President Barack Obama will address his sixth annual National Prayer Breakfast on Thursday, where he is expected to tell an audience of both liberals and conservatives about what motivates him.
The National Prayer Breakfast has been held for 62 years, and last year Obama said it shows faith can bring people together.
"It says something about us that every year, in times of triumph and in tragedy, in calm and in crisis, we come together, not as Democrats or Republicans, but as brothers and sisters, and as children of God," he said.
Gatherings that focus on prayer are an integral part of Washington's political calendar and the president's attendance is often expected.
"People expect to have a president of strong religious faith," said public policy professor Mark Rozell, an expert on religion and the presidency. "And they are comfortable with the president engaging in public displays of religious faith and commitment."
But not everybody agrees.
Barry Lynn is a minister in the United Church of Christ and director of Americans United for Separation of Church and State.
"Technically, it is not a violation of the Constitution for the president of the United States to go to a religious event that is off public property," Lynn said. "This is held in a big hotel. But I am very troubled by the way that politicians in the United States tend to want to use religion for political purposes, giving speeches that quote Jesus, as if Jesus was supposed to be making decisions about how we develop an anti-gun policy or run a budget."
Obama concedes that politicians do not suddenly become more virtuous by attending.
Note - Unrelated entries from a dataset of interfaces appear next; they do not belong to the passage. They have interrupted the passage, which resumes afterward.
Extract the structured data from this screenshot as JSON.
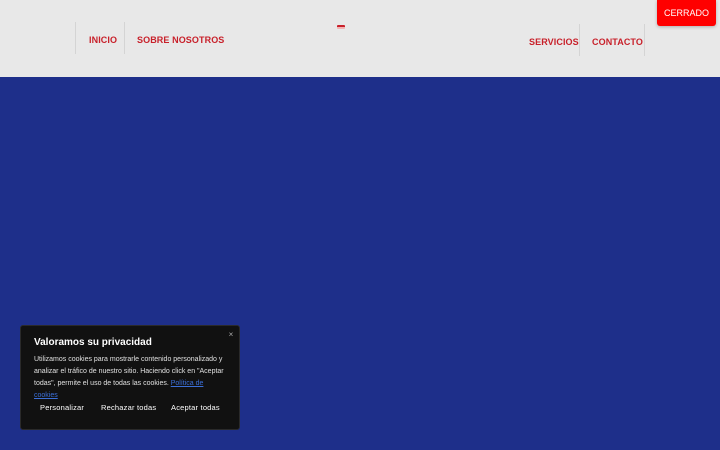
{
  "nav": {
    "items": [
      {
        "label": "INICIO"
      },
      {
        "label": "SOBRE NOSOTROS"
      },
      {
        "label": "SERVICIOS"
      },
      {
        "label": "CONTACTO"
      }
    ]
  },
  "status": {
    "label": "CERRADO"
  },
  "cookie_banner": {
    "title": "Valoramos su privacidad",
    "text_before_link": "Utilizamos cookies para mostrarle contenido personalizado y analizar el tráfico de nuestro sitio. Haciendo click en \"Aceptar todas\", permite el uso de todas las cookies. ",
    "link_label": "Política de cookies",
    "close_icon": "×",
    "buttons": {
      "customize": "Personalizar",
      "reject": "Rechazar todas",
      "accept": "Aceptar todas"
    }
  },
  "colors": {
    "header_bg": "#e8e8e8",
    "nav_text": "#c8202a",
    "hero_bg": "#1e2f8a",
    "status_bg": "#ff0000",
    "cookie_bg": "#111111",
    "cookie_link": "#3b6fd8"
  }
}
"I do worry sometimes that as soon as we leave the prayer breakfast, everything we have been talking about the whole time at the prayer breakfast seems to be forgotten, on the same day of the prayer breakfast,” he said.
But it does allow the president a rare opportunity to expound on his own faith and how it underlies his policies.